"""
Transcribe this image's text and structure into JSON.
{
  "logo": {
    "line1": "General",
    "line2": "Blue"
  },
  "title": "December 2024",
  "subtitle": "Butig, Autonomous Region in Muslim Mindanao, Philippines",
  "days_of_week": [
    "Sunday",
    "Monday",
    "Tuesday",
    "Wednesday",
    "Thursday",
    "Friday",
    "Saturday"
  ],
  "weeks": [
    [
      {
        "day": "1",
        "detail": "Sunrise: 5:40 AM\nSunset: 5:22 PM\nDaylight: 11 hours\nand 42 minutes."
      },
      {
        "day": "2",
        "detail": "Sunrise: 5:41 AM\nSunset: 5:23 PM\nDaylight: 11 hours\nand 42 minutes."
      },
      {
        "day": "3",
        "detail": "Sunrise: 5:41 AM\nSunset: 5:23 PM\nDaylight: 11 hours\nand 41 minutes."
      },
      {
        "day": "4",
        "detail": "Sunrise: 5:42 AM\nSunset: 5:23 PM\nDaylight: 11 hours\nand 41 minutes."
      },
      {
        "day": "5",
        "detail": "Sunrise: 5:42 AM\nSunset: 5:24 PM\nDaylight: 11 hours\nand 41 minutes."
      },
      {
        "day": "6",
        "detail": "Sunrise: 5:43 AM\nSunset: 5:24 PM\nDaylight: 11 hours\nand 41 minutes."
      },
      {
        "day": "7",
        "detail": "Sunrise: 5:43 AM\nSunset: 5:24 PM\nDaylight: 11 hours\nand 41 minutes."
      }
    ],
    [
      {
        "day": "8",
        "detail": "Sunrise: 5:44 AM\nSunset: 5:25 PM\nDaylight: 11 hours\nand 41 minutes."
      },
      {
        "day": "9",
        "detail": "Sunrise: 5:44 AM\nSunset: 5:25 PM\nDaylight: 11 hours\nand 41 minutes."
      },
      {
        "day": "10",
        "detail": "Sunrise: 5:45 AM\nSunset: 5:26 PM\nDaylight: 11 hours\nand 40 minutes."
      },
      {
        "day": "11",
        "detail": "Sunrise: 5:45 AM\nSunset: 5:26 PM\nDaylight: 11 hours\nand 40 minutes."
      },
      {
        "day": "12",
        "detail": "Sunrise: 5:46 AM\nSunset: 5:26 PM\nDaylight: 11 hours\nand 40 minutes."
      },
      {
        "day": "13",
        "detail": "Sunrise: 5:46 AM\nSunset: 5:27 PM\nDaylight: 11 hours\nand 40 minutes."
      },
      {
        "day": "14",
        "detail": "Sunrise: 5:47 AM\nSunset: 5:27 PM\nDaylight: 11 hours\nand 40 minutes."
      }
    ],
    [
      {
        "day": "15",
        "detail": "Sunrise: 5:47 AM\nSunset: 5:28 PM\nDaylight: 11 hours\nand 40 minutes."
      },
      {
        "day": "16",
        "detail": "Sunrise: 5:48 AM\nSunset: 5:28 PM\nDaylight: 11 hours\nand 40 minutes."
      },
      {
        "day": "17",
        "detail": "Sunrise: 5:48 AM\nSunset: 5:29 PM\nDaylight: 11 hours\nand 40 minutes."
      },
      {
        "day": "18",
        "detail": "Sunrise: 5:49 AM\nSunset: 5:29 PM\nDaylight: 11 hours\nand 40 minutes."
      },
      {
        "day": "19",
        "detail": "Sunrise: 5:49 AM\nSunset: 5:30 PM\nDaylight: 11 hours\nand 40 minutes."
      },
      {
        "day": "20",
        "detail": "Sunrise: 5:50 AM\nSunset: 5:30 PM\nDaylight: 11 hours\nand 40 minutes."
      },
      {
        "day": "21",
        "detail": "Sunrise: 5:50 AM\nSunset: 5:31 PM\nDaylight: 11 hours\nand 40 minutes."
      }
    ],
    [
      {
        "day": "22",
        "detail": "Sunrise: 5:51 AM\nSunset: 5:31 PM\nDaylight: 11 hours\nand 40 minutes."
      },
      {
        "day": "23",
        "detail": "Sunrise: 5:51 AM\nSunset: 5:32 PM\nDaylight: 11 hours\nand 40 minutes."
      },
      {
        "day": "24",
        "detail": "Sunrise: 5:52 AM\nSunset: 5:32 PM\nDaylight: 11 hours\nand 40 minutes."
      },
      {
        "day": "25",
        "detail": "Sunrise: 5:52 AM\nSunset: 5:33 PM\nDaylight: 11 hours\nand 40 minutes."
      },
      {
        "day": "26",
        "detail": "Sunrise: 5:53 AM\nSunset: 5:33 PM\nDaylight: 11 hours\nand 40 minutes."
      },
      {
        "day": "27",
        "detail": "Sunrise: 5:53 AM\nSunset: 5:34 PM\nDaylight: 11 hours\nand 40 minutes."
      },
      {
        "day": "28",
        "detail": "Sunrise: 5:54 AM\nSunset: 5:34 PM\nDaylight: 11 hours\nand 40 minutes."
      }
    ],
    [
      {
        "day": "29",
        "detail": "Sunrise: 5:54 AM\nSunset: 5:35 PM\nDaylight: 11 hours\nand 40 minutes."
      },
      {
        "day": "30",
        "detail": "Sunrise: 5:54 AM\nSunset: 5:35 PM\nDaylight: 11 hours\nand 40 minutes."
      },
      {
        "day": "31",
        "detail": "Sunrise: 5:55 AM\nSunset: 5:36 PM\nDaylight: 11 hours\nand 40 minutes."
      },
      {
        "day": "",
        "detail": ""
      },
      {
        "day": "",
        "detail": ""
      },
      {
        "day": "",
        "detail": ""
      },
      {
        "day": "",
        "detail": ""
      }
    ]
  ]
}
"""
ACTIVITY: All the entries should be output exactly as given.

RESPONSE:
Transcribe this image's text and structure into JSON.
{
  "logo": {
    "line1": "General",
    "line2": "Blue"
  },
  "title": "December 2024",
  "subtitle": "Butig, Autonomous Region in Muslim Mindanao, Philippines",
  "days_of_week": [
    "Sunday",
    "Monday",
    "Tuesday",
    "Wednesday",
    "Thursday",
    "Friday",
    "Saturday"
  ],
  "weeks": [
    [
      {
        "day": "1",
        "detail": "Sunrise: 5:40 AM\nSunset: 5:22 PM\nDaylight: 11 hours\nand 42 minutes."
      },
      {
        "day": "2",
        "detail": "Sunrise: 5:41 AM\nSunset: 5:23 PM\nDaylight: 11 hours\nand 42 minutes."
      },
      {
        "day": "3",
        "detail": "Sunrise: 5:41 AM\nSunset: 5:23 PM\nDaylight: 11 hours\nand 41 minutes."
      },
      {
        "day": "4",
        "detail": "Sunrise: 5:42 AM\nSunset: 5:23 PM\nDaylight: 11 hours\nand 41 minutes."
      },
      {
        "day": "5",
        "detail": "Sunrise: 5:42 AM\nSunset: 5:24 PM\nDaylight: 11 hours\nand 41 minutes."
      },
      {
        "day": "6",
        "detail": "Sunrise: 5:43 AM\nSunset: 5:24 PM\nDaylight: 11 hours\nand 41 minutes."
      },
      {
        "day": "7",
        "detail": "Sunrise: 5:43 AM\nSunset: 5:24 PM\nDaylight: 11 hours\nand 41 minutes."
      }
    ],
    [
      {
        "day": "8",
        "detail": "Sunrise: 5:44 AM\nSunset: 5:25 PM\nDaylight: 11 hours\nand 41 minutes."
      },
      {
        "day": "9",
        "detail": "Sunrise: 5:44 AM\nSunset: 5:25 PM\nDaylight: 11 hours\nand 41 minutes."
      },
      {
        "day": "10",
        "detail": "Sunrise: 5:45 AM\nSunset: 5:26 PM\nDaylight: 11 hours\nand 40 minutes."
      },
      {
        "day": "11",
        "detail": "Sunrise: 5:45 AM\nSunset: 5:26 PM\nDaylight: 11 hours\nand 40 minutes."
      },
      {
        "day": "12",
        "detail": "Sunrise: 5:46 AM\nSunset: 5:26 PM\nDaylight: 11 hours\nand 40 minutes."
      },
      {
        "day": "13",
        "detail": "Sunrise: 5:46 AM\nSunset: 5:27 PM\nDaylight: 11 hours\nand 40 minutes."
      },
      {
        "day": "14",
        "detail": "Sunrise: 5:47 AM\nSunset: 5:27 PM\nDaylight: 11 hours\nand 40 minutes."
      }
    ],
    [
      {
        "day": "15",
        "detail": "Sunrise: 5:47 AM\nSunset: 5:28 PM\nDaylight: 11 hours\nand 40 minutes."
      },
      {
        "day": "16",
        "detail": "Sunrise: 5:48 AM\nSunset: 5:28 PM\nDaylight: 11 hours\nand 40 minutes."
      },
      {
        "day": "17",
        "detail": "Sunrise: 5:48 AM\nSunset: 5:29 PM\nDaylight: 11 hours\nand 40 minutes."
      },
      {
        "day": "18",
        "detail": "Sunrise: 5:49 AM\nSunset: 5:29 PM\nDaylight: 11 hours\nand 40 minutes."
      },
      {
        "day": "19",
        "detail": "Sunrise: 5:49 AM\nSunset: 5:30 PM\nDaylight: 11 hours\nand 40 minutes."
      },
      {
        "day": "20",
        "detail": "Sunrise: 5:50 AM\nSunset: 5:30 PM\nDaylight: 11 hours\nand 40 minutes."
      },
      {
        "day": "21",
        "detail": "Sunrise: 5:50 AM\nSunset: 5:31 PM\nDaylight: 11 hours\nand 40 minutes."
      }
    ],
    [
      {
        "day": "22",
        "detail": "Sunrise: 5:51 AM\nSunset: 5:31 PM\nDaylight: 11 hours\nand 40 minutes."
      },
      {
        "day": "23",
        "detail": "Sunrise: 5:51 AM\nSunset: 5:32 PM\nDaylight: 11 hours\nand 40 minutes."
      },
      {
        "day": "24",
        "detail": "Sunrise: 5:52 AM\nSunset: 5:32 PM\nDaylight: 11 hours\nand 40 minutes."
      },
      {
        "day": "25",
        "detail": "Sunrise: 5:52 AM\nSunset: 5:33 PM\nDaylight: 11 hours\nand 40 minutes."
      },
      {
        "day": "26",
        "detail": "Sunrise: 5:53 AM\nSunset: 5:33 PM\nDaylight: 11 hours\nand 40 minutes."
      },
      {
        "day": "27",
        "detail": "Sunrise: 5:53 AM\nSunset: 5:34 PM\nDaylight: 11 hours\nand 40 minutes."
      },
      {
        "day": "28",
        "detail": "Sunrise: 5:54 AM\nSunset: 5:34 PM\nDaylight: 11 hours\nand 40 minutes."
      }
    ],
    [
      {
        "day": "29",
        "detail": "Sunrise: 5:54 AM\nSunset: 5:35 PM\nDaylight: 11 hours\nand 40 minutes."
      },
      {
        "day": "30",
        "detail": "Sunrise: 5:54 AM\nSunset: 5:35 PM\nDaylight: 11 hours\nand 40 minutes."
      },
      {
        "day": "31",
        "detail": "Sunrise: 5:55 AM\nSunset: 5:36 PM\nDaylight: 11 hours\nand 40 minutes."
      },
      {
        "day": "",
        "detail": ""
      },
      {
        "day": "",
        "detail": ""
      },
      {
        "day": "",
        "detail": ""
      },
      {
        "day": "",
        "detail": ""
      }
    ]
  ]
}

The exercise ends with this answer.